Requirement:
Among the entries below, find the lines with "ASTM" and copy them.

Source records:
----
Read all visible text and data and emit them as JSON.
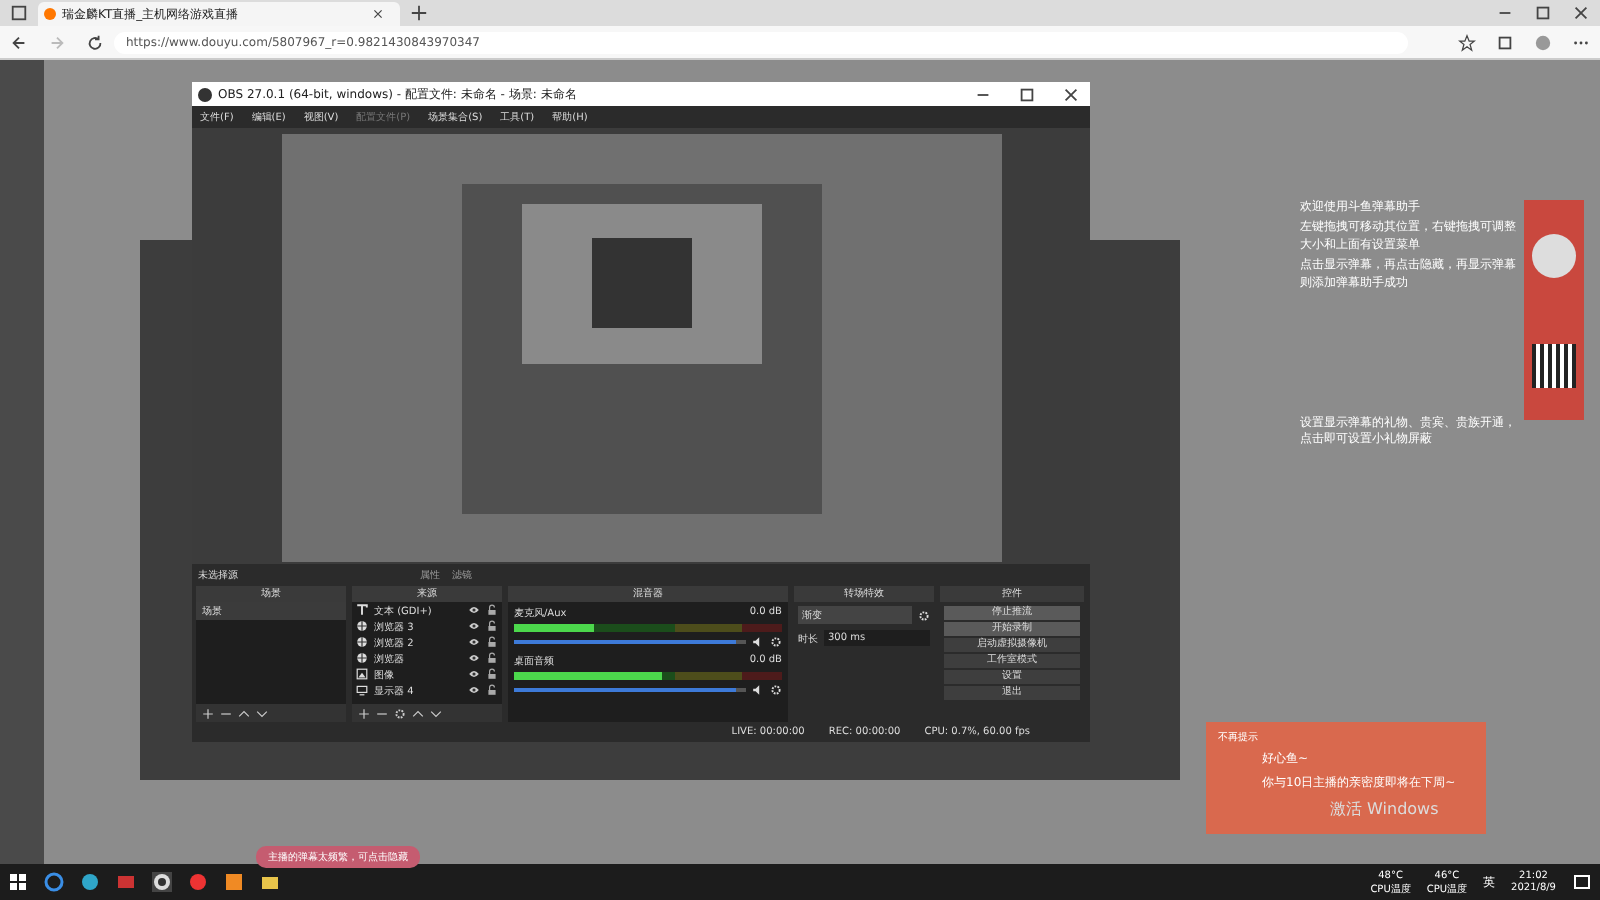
{
  "browser": {
    "tab_title": "瑞金麟KT直播_主机网络游戏直播",
    "url": "https://www.douyu.com/5807967_r=0.9821430843970347"
  },
  "obs": {
    "title": "OBS 27.0.1 (64-bit, windows) - 配置文件: 未命名 - 场景: 未命名",
    "menu": [
      {
        "label": "文件(F)",
        "disabled": false
      },
      {
        "label": "编辑(E)",
        "disabled": false
      },
      {
        "label": "视图(V)",
        "disabled": false
      },
      {
        "label": "配置文件(P)",
        "disabled": true
      },
      {
        "label": "场景集合(S)",
        "disabled": false
      },
      {
        "label": "工具(T)",
        "disabled": false
      },
      {
        "label": "帮助(H)",
        "disabled": false
      }
    ],
    "toolbar": {
      "source_label": "未选择源",
      "buttons": [
        "属性",
        "滤镜"
      ]
    },
    "docks": {
      "scenes": "场景",
      "sources": "来源",
      "mixer": "混音器",
      "transitions": "转场特效",
      "controls": "控件"
    },
    "scenes": [
      {
        "name": "场景",
        "selected": true
      }
    ],
    "sources": [
      {
        "name": "文本 (GDI+)",
        "kind": "text"
      },
      {
        "name": "浏览器 3",
        "kind": "browser"
      },
      {
        "name": "浏览器 2",
        "kind": "browser"
      },
      {
        "name": "浏览器",
        "kind": "browser"
      },
      {
        "name": "图像",
        "kind": "image"
      },
      {
        "name": "显示器 4",
        "kind": "display"
      }
    ],
    "mixer": [
      {
        "name": "麦克风/Aux",
        "reading": "0.0 dB",
        "level": 0.3,
        "fader": {
          "level": 0.96
        }
      },
      {
        "name": "桌面音频",
        "reading": "0.0 dB",
        "level": 0.55,
        "fader": {
          "level": 0.96
        }
      }
    ],
    "transition": {
      "value": "渐变",
      "duration_label": "时长",
      "duration": "300 ms"
    },
    "controls": [
      {
        "label": "停止推流",
        "selected": true
      },
      {
        "label": "开始录制",
        "selected": true
      },
      {
        "label": "启动虚拟摄像机",
        "selected": false
      },
      {
        "label": "工作室模式",
        "selected": false
      },
      {
        "label": "设置",
        "selected": false
      },
      {
        "label": "退出",
        "selected": false
      }
    ],
    "status": {
      "live": "LIVE: 00:00:00",
      "rec": "REC: 00:00:00",
      "cpu": "CPU: 0.7%, 60.00 fps"
    }
  },
  "guide": [
    "欢迎使用斗鱼弹幕助手",
    "左键拖拽可移动其位置，右键拖拽可调整大小和上面有设置菜单",
    "点击显示弹幕，再点击隐藏，再显示弹幕则添加弹幕助手成功",
    "设置显示弹幕的礼物、贵宾、贵族开通，点击即可设置小礼物屏蔽"
  ],
  "popup": {
    "header": "不再提示",
    "greeting": "好心鱼~",
    "message": "你与10日主播的亲密度即将在下周~"
  },
  "activation": "激活 Windows",
  "notice": "主播的弹幕太频繁，可点击隐藏",
  "taskbar": {
    "temps": [
      {
        "value": "48°C",
        "label": "CPU温度"
      },
      {
        "value": "46°C",
        "label": "CPU温度"
      }
    ],
    "ime": "英",
    "time": "21:02",
    "date": "2021/8/9"
  }
}
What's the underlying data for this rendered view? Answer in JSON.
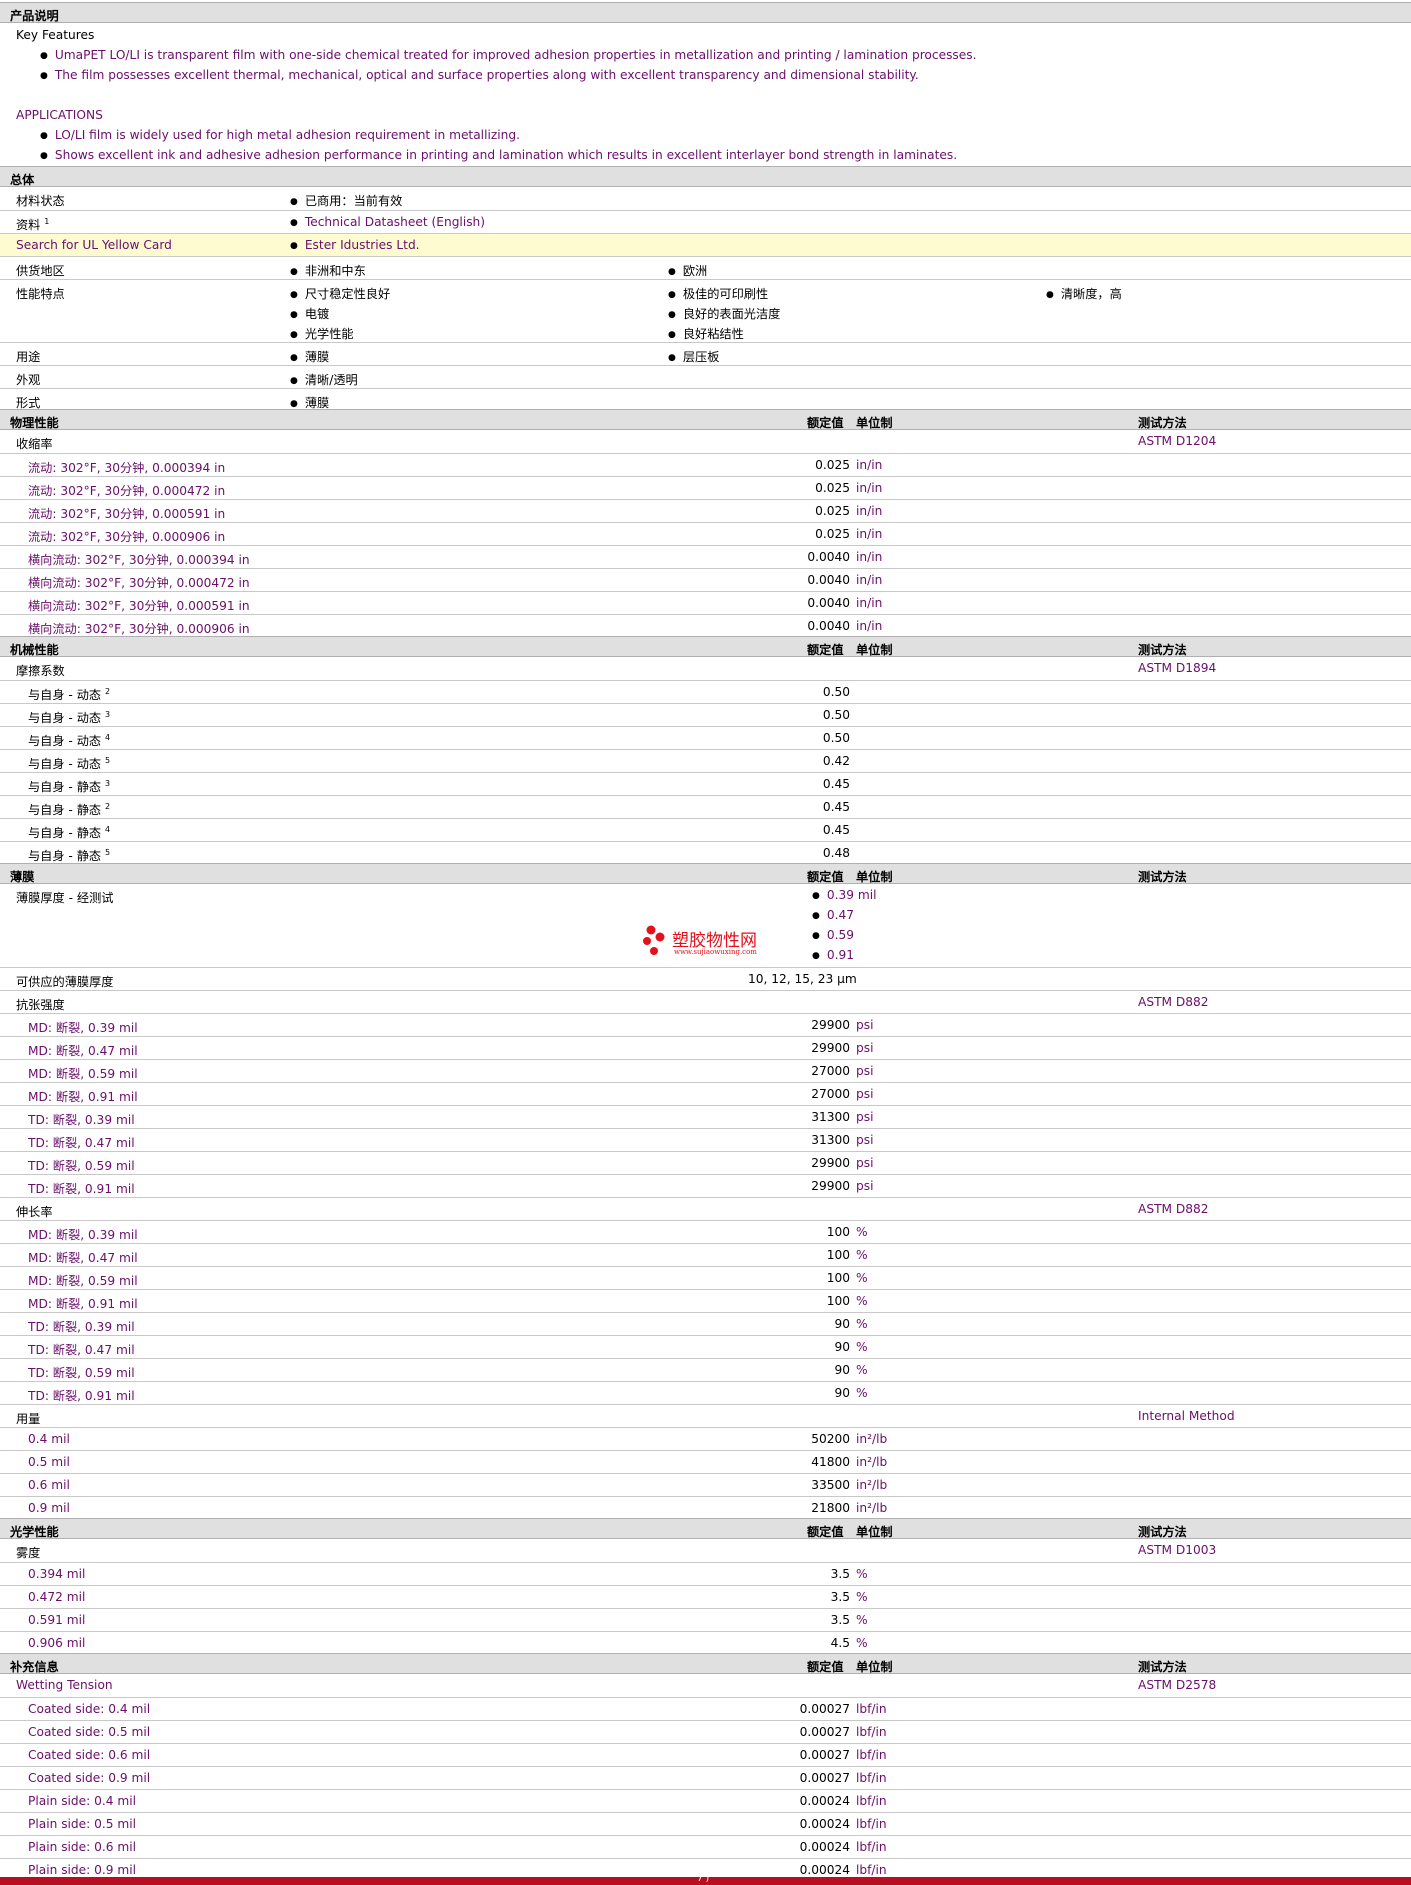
{
  "description": {
    "header": "产品说明",
    "kf_title": "Key Features",
    "kf1": "UmaPET LO/LI is transparent film with one-side chemical treated for improved adhesion properties in metallization and printing / lamination processes.",
    "kf2": "The film possesses excellent thermal, mechanical, optical and surface properties along with excellent transparency and dimensional stability.",
    "app_title": "APPLICATIONS",
    "app1": "LO/LI film is widely used for high metal adhesion requirement in metallizing.",
    "app2": "Shows excellent ink and adhesive adhesion performance in printing and lamination which results in excellent interlayer bond strength in laminates."
  },
  "general": {
    "header": "总体",
    "status_label": "材料状态",
    "status_value": "已商用：当前有效",
    "docs_label": "资料",
    "docs_sup": "1",
    "docs_value": "Technical Datasheet (English)",
    "ul_label": "Search for UL Yellow Card",
    "ul_value": "Ester Idustries Ltd.",
    "region_label": "供货地区",
    "region1": "非洲和中东",
    "region2": "欧洲",
    "features_label": "性能特点",
    "f1": "尺寸稳定性良好",
    "f2": "极佳的可印刷性",
    "f3": "清晰度，高",
    "f4": "电镀",
    "f5": "良好的表面光洁度",
    "f6": "光学性能",
    "f7": "良好粘结性",
    "use_label": "用途",
    "use1": "薄膜",
    "use2": "层压板",
    "appearance_label": "外观",
    "appearance_value": "清晰/透明",
    "form_label": "形式",
    "form_value": "薄膜"
  },
  "col": {
    "nominal": "额定值",
    "unit": "单位制",
    "method": "测试方法"
  },
  "physical": {
    "header": "物理性能",
    "shrink_label": "收缩率",
    "shrink_method": "ASTM D1204",
    "rows": [
      {
        "label": "流动: 302°F, 30分钟, 0.000394 in",
        "value": "0.025",
        "unit": "in/in"
      },
      {
        "label": "流动: 302°F, 30分钟, 0.000472 in",
        "value": "0.025",
        "unit": "in/in"
      },
      {
        "label": "流动: 302°F, 30分钟, 0.000591 in",
        "value": "0.025",
        "unit": "in/in"
      },
      {
        "label": "流动: 302°F, 30分钟, 0.000906 in",
        "value": "0.025",
        "unit": "in/in"
      },
      {
        "label": "横向流动: 302°F, 30分钟, 0.000394 in",
        "value": "0.0040",
        "unit": "in/in"
      },
      {
        "label": "横向流动: 302°F, 30分钟, 0.000472 in",
        "value": "0.0040",
        "unit": "in/in"
      },
      {
        "label": "横向流动: 302°F, 30分钟, 0.000591 in",
        "value": "0.0040",
        "unit": "in/in"
      },
      {
        "label": "横向流动: 302°F, 30分钟, 0.000906 in",
        "value": "0.0040",
        "unit": "in/in"
      }
    ]
  },
  "mechanical": {
    "header": "机械性能",
    "friction_label": "摩擦系数",
    "friction_method": "ASTM D1894",
    "rows": [
      {
        "label": "与自身 - 动态",
        "sup": "2",
        "value": "0.50"
      },
      {
        "label": "与自身 - 动态",
        "sup": "3",
        "value": "0.50"
      },
      {
        "label": "与自身 - 动态",
        "sup": "4",
        "value": "0.50"
      },
      {
        "label": "与自身 - 动态",
        "sup": "5",
        "value": "0.42"
      },
      {
        "label": "与自身 - 静态",
        "sup": "3",
        "value": "0.45"
      },
      {
        "label": "与自身 - 静态",
        "sup": "2",
        "value": "0.45"
      },
      {
        "label": "与自身 - 静态",
        "sup": "4",
        "value": "0.45"
      },
      {
        "label": "与自身 - 静态",
        "sup": "5",
        "value": "0.48"
      }
    ]
  },
  "film": {
    "header": "薄膜",
    "thickness_label": "薄膜厚度 - 经测试",
    "thickness_values": [
      "0.39 mil",
      "0.47",
      "0.59",
      "0.91"
    ],
    "watermark_cn": "塑胶物性网",
    "watermark_url": "www.sujiaowuxing.com",
    "available_label": "可供应的薄膜厚度",
    "available_value": "10, 12, 15, 23 µm",
    "tensile_label": "抗张强度",
    "tensile_method": "ASTM D882",
    "tensile_rows": [
      {
        "label": "MD: 断裂, 0.39 mil",
        "value": "29900",
        "unit": "psi"
      },
      {
        "label": "MD: 断裂, 0.47 mil",
        "value": "29900",
        "unit": "psi"
      },
      {
        "label": "MD: 断裂, 0.59 mil",
        "value": "27000",
        "unit": "psi"
      },
      {
        "label": "MD: 断裂, 0.91 mil",
        "value": "27000",
        "unit": "psi"
      },
      {
        "label": "TD: 断裂, 0.39 mil",
        "value": "31300",
        "unit": "psi"
      },
      {
        "label": "TD: 断裂, 0.47 mil",
        "value": "31300",
        "unit": "psi"
      },
      {
        "label": "TD: 断裂, 0.59 mil",
        "value": "29900",
        "unit": "psi"
      },
      {
        "label": "TD: 断裂, 0.91 mil",
        "value": "29900",
        "unit": "psi"
      }
    ],
    "elong_label": "伸长率",
    "elong_method": "ASTM D882",
    "elong_rows": [
      {
        "label": "MD: 断裂, 0.39 mil",
        "value": "100",
        "unit": "%"
      },
      {
        "label": "MD: 断裂, 0.47 mil",
        "value": "100",
        "unit": "%"
      },
      {
        "label": "MD: 断裂, 0.59 mil",
        "value": "100",
        "unit": "%"
      },
      {
        "label": "MD: 断裂, 0.91 mil",
        "value": "100",
        "unit": "%"
      },
      {
        "label": "TD: 断裂, 0.39 mil",
        "value": "90",
        "unit": "%"
      },
      {
        "label": "TD: 断裂, 0.47 mil",
        "value": "90",
        "unit": "%"
      },
      {
        "label": "TD: 断裂, 0.59 mil",
        "value": "90",
        "unit": "%"
      },
      {
        "label": "TD: 断裂, 0.91 mil",
        "value": "90",
        "unit": "%"
      }
    ],
    "yield_label": "用量",
    "yield_method": "Internal Method",
    "yield_rows": [
      {
        "label": "0.4 mil",
        "value": "50200",
        "unit": "in²/lb"
      },
      {
        "label": "0.5 mil",
        "value": "41800",
        "unit": "in²/lb"
      },
      {
        "label": "0.6 mil",
        "value": "33500",
        "unit": "in²/lb"
      },
      {
        "label": "0.9 mil",
        "value": "21800",
        "unit": "in²/lb"
      }
    ]
  },
  "optical": {
    "header": "光学性能",
    "haze_label": "雾度",
    "haze_method": "ASTM D1003",
    "rows": [
      {
        "label": "0.394 mil",
        "value": "3.5",
        "unit": "%"
      },
      {
        "label": "0.472 mil",
        "value": "3.5",
        "unit": "%"
      },
      {
        "label": "0.591 mil",
        "value": "3.5",
        "unit": "%"
      },
      {
        "label": "0.906 mil",
        "value": "4.5",
        "unit": "%"
      }
    ]
  },
  "supplement": {
    "header": "补充信息",
    "wetting_label": "Wetting Tension",
    "wetting_method": "ASTM D2578",
    "rows": [
      {
        "label": "Coated side: 0.4 mil",
        "value": "0.00027",
        "unit": "lbf/in"
      },
      {
        "label": "Coated side: 0.5 mil",
        "value": "0.00027",
        "unit": "lbf/in"
      },
      {
        "label": "Coated side: 0.6 mil",
        "value": "0.00027",
        "unit": "lbf/in"
      },
      {
        "label": "Coated side: 0.9 mil",
        "value": "0.00027",
        "unit": "lbf/in"
      },
      {
        "label": "Plain side: 0.4 mil",
        "value": "0.00024",
        "unit": "lbf/in"
      },
      {
        "label": "Plain side: 0.5 mil",
        "value": "0.00024",
        "unit": "lbf/in"
      },
      {
        "label": "Plain side: 0.6 mil",
        "value": "0.00024",
        "unit": "lbf/in"
      },
      {
        "label": "Plain side: 0.9 mil",
        "value": "0.00024",
        "unit": "lbf/in"
      }
    ]
  },
  "footer": {
    "partial_text": "7 )"
  }
}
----
Expected answer:
    "shrink_method": "ASTM D1204",
    "friction_method": "ASTM D1894",
    "tensile_method": "ASTM D882",
    "elong_method": "ASTM D882",
    "haze_method": "ASTM D1003",
    "wetting_method": "ASTM D2578",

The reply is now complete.